Former employees of Montreal video game studio outraged about how they were laid off
Workers who were kept on invited to special staff meeting, told not to tell others about cuts
Some former employees of a Montreal mobile video game studio say they feel disrespected by the way management went about telling them that they'd been let go.
On Thursday, U.S.-based video game studio Jam City Inc. made sweeping cuts to its overall staff at the company, including dozens of workers at its Montreal subsidiary, Ludia.
CBC Montreal spoke with several former employees who say they found out about the layoffs through word of mouth after management held a morning staff meeting solely for those who were being kept on.
"Those that were safe were [told], 'come in the meeting, we're announcing to you that we're laying people off. If you're in this meeting you're safe,'" said Kevin, a former quality assurance worker, who was laid off.

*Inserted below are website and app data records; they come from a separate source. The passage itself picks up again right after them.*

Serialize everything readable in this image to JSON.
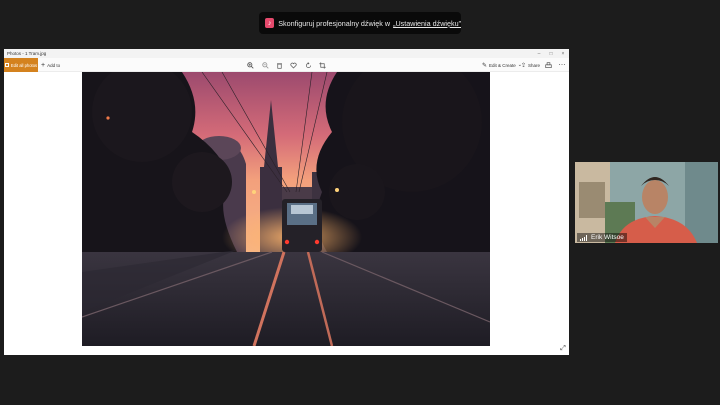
{
  "toast": {
    "icon": "speaker-settings-icon",
    "message": "Skonfiguruj profesjonalny dźwięk w",
    "link": "„Ustawienia dźwięku”"
  },
  "window": {
    "title": "Photos - 1 Tram.jpg",
    "toolbar": {
      "edit_label": "Edit all photos",
      "add_label": "Add to",
      "edit_create_label": "Edit & Create",
      "share_label": "Share"
    }
  },
  "participant": {
    "name": "Erik Witsoe"
  },
  "colors": {
    "meeting_bg": "#1c1c1c",
    "edit_button": "#d4821e",
    "sky_top": "#a54d6b",
    "sky_horizon": "#f3a07c"
  }
}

He said his co-workers were told to keep the news private from affected staff, who would be informed of their termination in individual private meetings with human resources later that day.
But within a half hour of the morning meeting ending, Kevin said he lost access to his various work accounts and tools.
"It feels like a slap to the face," he said.
The former employee, who had been with Ludia since 2021, asked to remain anonymous for fear of repercussions for his career in the industry.
Workers critical of culture change
Kevin said he was told the layoffs were for economic purposes and corporate restructuring. But he said a separate email from management said the company was removing "redundant roles."
"That felt like a personal blow of just like 'your job is redundant, so we're just going to remove it,'" he said.
Before the end of the day, Kevin said his former team went from 40 workers to 22. He said human resources told him that up to 60 people at Ludia had been let go.
The studio's parent company, Jam City, did not confirm the number of employees laid off but said cuts at the Montreal studio are less than 20 per cent of the workforce there.
Ludia, founded in 2007, specializes in mobile video games such as Jurassic World Alive, The Price Is Right, Family Feud and other game show brands.
CBC Montreal spoke with three former employees who were critical of culture changes to the studio since its acquisition by Los Angeles-based Jam City Inc. last fall.
The workers, who were also given anonymity due to fear of repercussions to their careers, said the profitability of the games was prioritized rather than their quality.
"It was very much business talk, money talk, cost effective. All of the talk about the fun of video games, or just like the general feeling of making video games, was off the table," said Kevin, citing complaints he heard from his colleagues.
One former employee who worked for Ludia for two years quit shortly after the acquisition because they disagreed with the direction the company would be taking. The studio had recently announced a new development that would include non-fungible tokens (NFTs).
They also said that during a Q&A session following the acquisition, Ludia told employees there would be no layoffs. Jam City has refuted that claim.
Industry always looking for talent
In a statement to CBC Montreal, Jam City said it made staff cuts across all of its studios to account for the "current economic downturn and impacts this has had on the gaming industry."
But the Entertainment Software Association of Canada says the industry is only getting bigger, and that Montreal studios will be vying for workers like Kevin who were laid off.
"Traditionally, the video game industry has been a recession-resistant industry," said president and CEO Jayson Hilchie.
"In the Montreal area alone, there are more than about 2,000 open jobs in the video game industry with multiple companies constantly hiring," he said.
Hilchie said if anything, the city has recently had a talent shortage.
"These [laid off workers] will most likely have opportunities at multiple different video game studios as they search for new employment," he said.
But Kevin says he will be taking some time for himself to unplug before deciding whether he wants back in the game.
"I wish the fun of video games came back," he said.
"The first thing about making a video game shouldn't be the money."
Based on reporting by Rowan Kennedy, with files from Joe Bongiorno